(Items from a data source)
▼

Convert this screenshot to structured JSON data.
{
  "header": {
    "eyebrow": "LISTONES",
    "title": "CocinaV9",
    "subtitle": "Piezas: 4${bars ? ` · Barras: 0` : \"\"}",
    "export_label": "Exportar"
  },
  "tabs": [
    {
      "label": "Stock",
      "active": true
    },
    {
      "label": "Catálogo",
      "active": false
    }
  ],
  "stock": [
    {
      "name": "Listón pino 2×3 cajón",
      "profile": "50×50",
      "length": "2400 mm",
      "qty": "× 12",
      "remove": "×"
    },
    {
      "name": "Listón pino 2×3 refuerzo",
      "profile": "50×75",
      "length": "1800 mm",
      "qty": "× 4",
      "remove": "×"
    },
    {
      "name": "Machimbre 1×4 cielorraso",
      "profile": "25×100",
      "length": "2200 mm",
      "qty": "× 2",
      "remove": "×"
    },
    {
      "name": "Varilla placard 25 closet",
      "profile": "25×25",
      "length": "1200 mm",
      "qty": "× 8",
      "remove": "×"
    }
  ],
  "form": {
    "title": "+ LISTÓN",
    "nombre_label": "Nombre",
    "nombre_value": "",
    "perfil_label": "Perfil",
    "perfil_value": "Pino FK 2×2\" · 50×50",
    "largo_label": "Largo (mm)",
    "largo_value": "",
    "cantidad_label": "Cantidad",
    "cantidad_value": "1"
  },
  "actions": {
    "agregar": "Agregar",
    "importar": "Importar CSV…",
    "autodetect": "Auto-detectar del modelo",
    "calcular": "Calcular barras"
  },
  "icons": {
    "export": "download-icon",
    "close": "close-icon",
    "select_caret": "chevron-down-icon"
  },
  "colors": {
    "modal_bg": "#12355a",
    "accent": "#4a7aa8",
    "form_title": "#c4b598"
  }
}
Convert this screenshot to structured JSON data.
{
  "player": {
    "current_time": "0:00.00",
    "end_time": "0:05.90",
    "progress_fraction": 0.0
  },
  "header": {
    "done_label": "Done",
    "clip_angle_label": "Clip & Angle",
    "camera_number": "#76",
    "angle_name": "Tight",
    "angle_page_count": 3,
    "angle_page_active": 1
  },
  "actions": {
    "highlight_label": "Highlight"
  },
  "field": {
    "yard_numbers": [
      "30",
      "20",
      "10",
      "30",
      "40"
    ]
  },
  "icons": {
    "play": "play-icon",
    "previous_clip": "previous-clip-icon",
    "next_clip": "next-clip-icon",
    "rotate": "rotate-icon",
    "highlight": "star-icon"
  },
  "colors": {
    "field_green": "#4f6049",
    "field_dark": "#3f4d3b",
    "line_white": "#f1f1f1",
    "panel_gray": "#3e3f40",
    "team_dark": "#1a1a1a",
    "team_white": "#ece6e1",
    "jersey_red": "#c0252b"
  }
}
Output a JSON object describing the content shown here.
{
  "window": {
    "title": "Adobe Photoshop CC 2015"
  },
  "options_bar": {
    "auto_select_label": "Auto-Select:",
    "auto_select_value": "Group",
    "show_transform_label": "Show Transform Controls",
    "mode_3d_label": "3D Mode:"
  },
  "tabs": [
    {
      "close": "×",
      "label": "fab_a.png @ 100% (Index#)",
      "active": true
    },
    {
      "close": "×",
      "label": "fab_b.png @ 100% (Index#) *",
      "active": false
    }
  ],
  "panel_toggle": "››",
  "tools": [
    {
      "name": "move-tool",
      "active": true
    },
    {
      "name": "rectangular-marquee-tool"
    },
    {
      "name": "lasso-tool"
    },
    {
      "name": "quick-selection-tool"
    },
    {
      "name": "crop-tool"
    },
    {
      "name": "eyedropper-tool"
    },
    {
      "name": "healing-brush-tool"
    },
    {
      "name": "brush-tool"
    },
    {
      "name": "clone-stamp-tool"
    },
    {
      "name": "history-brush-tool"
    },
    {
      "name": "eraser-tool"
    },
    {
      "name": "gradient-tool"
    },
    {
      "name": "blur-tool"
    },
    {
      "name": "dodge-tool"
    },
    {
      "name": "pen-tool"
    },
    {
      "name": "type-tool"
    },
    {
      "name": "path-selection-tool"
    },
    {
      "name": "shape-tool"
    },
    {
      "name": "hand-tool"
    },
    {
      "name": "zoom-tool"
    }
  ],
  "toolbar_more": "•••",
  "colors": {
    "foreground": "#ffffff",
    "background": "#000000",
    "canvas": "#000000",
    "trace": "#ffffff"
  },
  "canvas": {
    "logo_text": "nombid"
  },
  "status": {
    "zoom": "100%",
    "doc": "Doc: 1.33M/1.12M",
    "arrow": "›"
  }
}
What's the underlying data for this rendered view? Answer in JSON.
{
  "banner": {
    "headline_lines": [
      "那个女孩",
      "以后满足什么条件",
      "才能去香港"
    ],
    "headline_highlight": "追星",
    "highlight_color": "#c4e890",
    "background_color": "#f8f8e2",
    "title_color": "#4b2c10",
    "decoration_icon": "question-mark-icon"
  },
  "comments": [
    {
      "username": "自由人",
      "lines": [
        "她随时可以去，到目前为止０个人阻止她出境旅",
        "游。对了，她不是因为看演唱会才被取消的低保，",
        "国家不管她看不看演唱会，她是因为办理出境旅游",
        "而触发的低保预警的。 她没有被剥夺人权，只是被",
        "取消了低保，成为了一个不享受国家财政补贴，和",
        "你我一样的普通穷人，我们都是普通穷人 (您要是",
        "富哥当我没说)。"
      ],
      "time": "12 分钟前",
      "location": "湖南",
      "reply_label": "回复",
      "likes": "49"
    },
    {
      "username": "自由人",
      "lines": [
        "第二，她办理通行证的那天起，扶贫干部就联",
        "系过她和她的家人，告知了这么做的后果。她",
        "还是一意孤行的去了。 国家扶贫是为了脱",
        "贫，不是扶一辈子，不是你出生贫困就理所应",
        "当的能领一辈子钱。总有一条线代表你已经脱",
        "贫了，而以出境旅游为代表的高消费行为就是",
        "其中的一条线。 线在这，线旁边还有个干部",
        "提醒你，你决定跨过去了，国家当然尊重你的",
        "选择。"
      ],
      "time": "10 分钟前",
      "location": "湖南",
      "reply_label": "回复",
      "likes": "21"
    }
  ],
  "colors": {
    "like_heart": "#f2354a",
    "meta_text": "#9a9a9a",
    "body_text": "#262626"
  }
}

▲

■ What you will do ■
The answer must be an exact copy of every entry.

■ Answer to the problem ■
Convert this screenshot to structured JSON data.
{
  "header": {
    "eyebrow": "LISTONES",
    "title": "CocinaV9",
    "subtitle": "Piezas: 4${bars ? ` · Barras: 0` : \"\"}",
    "export_label": "Exportar"
  },
  "tabs": [
    {
      "label": "Stock",
      "active": true
    },
    {
      "label": "Catálogo",
      "active": false
    }
  ],
  "stock": [
    {
      "name": "Listón pino 2×3 cajón",
      "profile": "50×50",
      "length": "2400 mm",
      "qty": "× 12",
      "remove": "×"
    },
    {
      "name": "Listón pino 2×3 refuerzo",
      "profile": "50×75",
      "length": "1800 mm",
      "qty": "× 4",
      "remove": "×"
    },
    {
      "name": "Machimbre 1×4 cielorraso",
      "profile": "25×100",
      "length": "2200 mm",
      "qty": "× 2",
      "remove": "×"
    },
    {
      "name": "Varilla placard 25 closet",
      "profile": "25×25",
      "length": "1200 mm",
      "qty": "× 8",
      "remove": "×"
    }
  ],
  "form": {
    "title": "+ LISTÓN",
    "nombre_label": "Nombre",
    "nombre_value": "",
    "perfil_label": "Perfil",
    "perfil_value": "Pino FK 2×2\" · 50×50",
    "largo_label": "Largo (mm)",
    "largo_value": "",
    "cantidad_label": "Cantidad",
    "cantidad_value": "1"
  },
  "actions": {
    "agregar": "Agregar",
    "importar": "Importar CSV…",
    "autodetect": "Auto-detectar del modelo",
    "calcular": "Calcular barras"
  },
  "icons": {
    "export": "download-icon",
    "close": "close-icon",
    "select_caret": "chevron-down-icon"
  },
  "colors": {
    "modal_bg": "#12355a",
    "accent": "#4a7aa8",
    "form_title": "#c4b598"
  }
}
Convert this screenshot to structured JSON data.
{
  "player": {
    "current_time": "0:00.00",
    "end_time": "0:05.90",
    "progress_fraction": 0.0
  },
  "header": {
    "done_label": "Done",
    "clip_angle_label": "Clip & Angle",
    "camera_number": "#76",
    "angle_name": "Tight",
    "angle_page_count": 3,
    "angle_page_active": 1
  },
  "actions": {
    "highlight_label": "Highlight"
  },
  "field": {
    "yard_numbers": [
      "30",
      "20",
      "10",
      "30",
      "40"
    ]
  },
  "icons": {
    "play": "play-icon",
    "previous_clip": "previous-clip-icon",
    "next_clip": "next-clip-icon",
    "rotate": "rotate-icon",
    "highlight": "star-icon"
  },
  "colors": {
    "field_green": "#4f6049",
    "field_dark": "#3f4d3b",
    "line_white": "#f1f1f1",
    "panel_gray": "#3e3f40",
    "team_dark": "#1a1a1a",
    "team_white": "#ece6e1",
    "jersey_red": "#c0252b"
  }
}
Output a JSON object describing the content shown here.
{
  "window": {
    "title": "Adobe Photoshop CC 2015"
  },
  "options_bar": {
    "auto_select_label": "Auto-Select:",
    "auto_select_value": "Group",
    "show_transform_label": "Show Transform Controls",
    "mode_3d_label": "3D Mode:"
  },
  "tabs": [
    {
      "close": "×",
      "label": "fab_a.png @ 100% (Index#)",
      "active": true
    },
    {
      "close": "×",
      "label": "fab_b.png @ 100% (Index#) *",
      "active": false
    }
  ],
  "panel_toggle": "››",
  "tools": [
    {
      "name": "move-tool",
      "active": true
    },
    {
      "name": "rectangular-marquee-tool"
    },
    {
      "name": "lasso-tool"
    },
    {
      "name": "quick-selection-tool"
    },
    {
      "name": "crop-tool"
    },
    {
      "name": "eyedropper-tool"
    },
    {
      "name": "healing-brush-tool"
    },
    {
      "name": "brush-tool"
    },
    {
      "name": "clone-stamp-tool"
    },
    {
      "name": "history-brush-tool"
    },
    {
      "name": "eraser-tool"
    },
    {
      "name": "gradient-tool"
    },
    {
      "name": "blur-tool"
    },
    {
      "name": "dodge-tool"
    },
    {
      "name": "pen-tool"
    },
    {
      "name": "type-tool"
    },
    {
      "name": "path-selection-tool"
    },
    {
      "name": "shape-tool"
    },
    {
      "name": "hand-tool"
    },
    {
      "name": "zoom-tool"
    }
  ],
  "toolbar_more": "•••",
  "colors": {
    "foreground": "#ffffff",
    "background": "#000000",
    "canvas": "#000000",
    "trace": "#ffffff"
  },
  "canvas": {
    "logo_text": "nombid"
  },
  "status": {
    "zoom": "100%",
    "doc": "Doc: 1.33M/1.12M",
    "arrow": "›"
  }
}
What's the underlying data for this rendered view? Answer in JSON.
{
  "banner": {
    "headline_lines": [
      "那个女孩",
      "以后满足什么条件",
      "才能去香港"
    ],
    "headline_highlight": "追星",
    "highlight_color": "#c4e890",
    "background_color": "#f8f8e2",
    "title_color": "#4b2c10",
    "decoration_icon": "question-mark-icon"
  },
  "comments": [
    {
      "username": "自由人",
      "lines": [
        "她随时可以去，到目前为止０个人阻止她出境旅",
        "游。对了，她不是因为看演唱会才被取消的低保，",
        "国家不管她看不看演唱会，她是因为办理出境旅游",
        "而触发的低保预警的。 她没有被剥夺人权，只是被",
        "取消了低保，成为了一个不享受国家财政补贴，和",
        "你我一样的普通穷人，我们都是普通穷人 (您要是",
        "富哥当我没说)。"
      ],
      "time": "12 分钟前",
      "location": "湖南",
      "reply_label": "回复",
      "likes": "49"
    },
    {
      "username": "自由人",
      "lines": [
        "第二，她办理通行证的那天起，扶贫干部就联",
        "系过她和她的家人，告知了这么做的后果。她",
        "还是一意孤行的去了。 国家扶贫是为了脱",
        "贫，不是扶一辈子，不是你出生贫困就理所应",
        "当的能领一辈子钱。总有一条线代表你已经脱",
        "贫了，而以出境旅游为代表的高消费行为就是",
        "其中的一条线。 线在这，线旁边还有个干部",
        "提醒你，你决定跨过去了，国家当然尊重你的",
        "选择。"
      ],
      "time": "10 分钟前",
      "location": "湖南",
      "reply_label": "回复",
      "likes": "21"
    }
  ],
  "colors": {
    "like_heart": "#f2354a",
    "meta_text": "#9a9a9a",
    "body_text": "#262626"
  }
}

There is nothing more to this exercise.